The study depicts a Shakespearian actor dressed as a soldier leaning against a post backstage in a theatre. A quick but effective drawing from the post-war era; the dimensions of the drawing are the same as those produced by Knight during the production of Henry VI at the Old Vic in 1953.

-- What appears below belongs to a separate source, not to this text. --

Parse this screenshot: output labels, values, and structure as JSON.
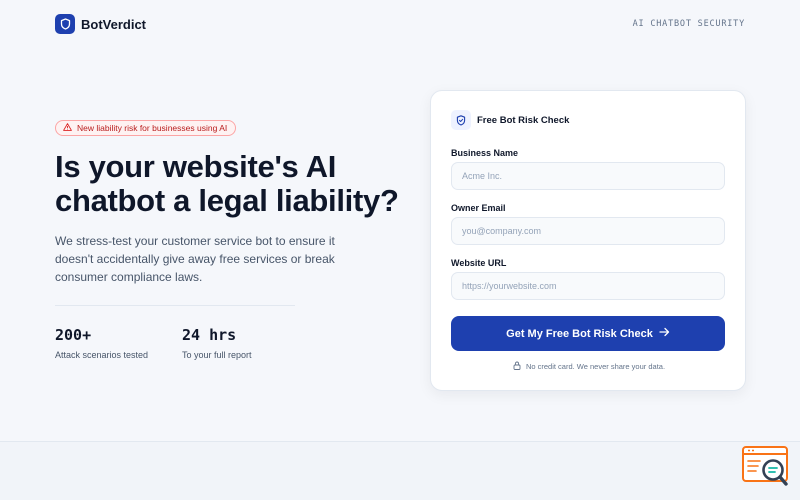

Between 1911 until 1929, Knight drew and painted backstage, some of the most famous ballet dancers of the day from Sergei Diaghilev’s Ballets Russes. Knight also painted backstage, and in the dressing rooms, at several Birmingham Repertory Theatre productions. Working backstage improved her drawings as it forced her to produce quick drawings that reduced line to a minimum, they were equally important drawings that were accurate. If Laura’s drawings were inaccurate the famous ballet instructor Cecchetti would blame the dancer, not Laura. Also in the 1920s, Laura met Bertram Mills and the Great Carmo that began Laura’s famous circus scenes. During the war Knight was an official war artist. After the war ended Barry Jackson took control of the Shakespeare Memorial Theatre, Knight again became theatrically minded and spent many seasons with him and Scott Sunderland. Later Barry Jackson asked Laura to do a number of records for him at The Old Vic “I filled many big sketch books with perhaps the best drawings I ever did of life backstage” p.325 Magic of a Line.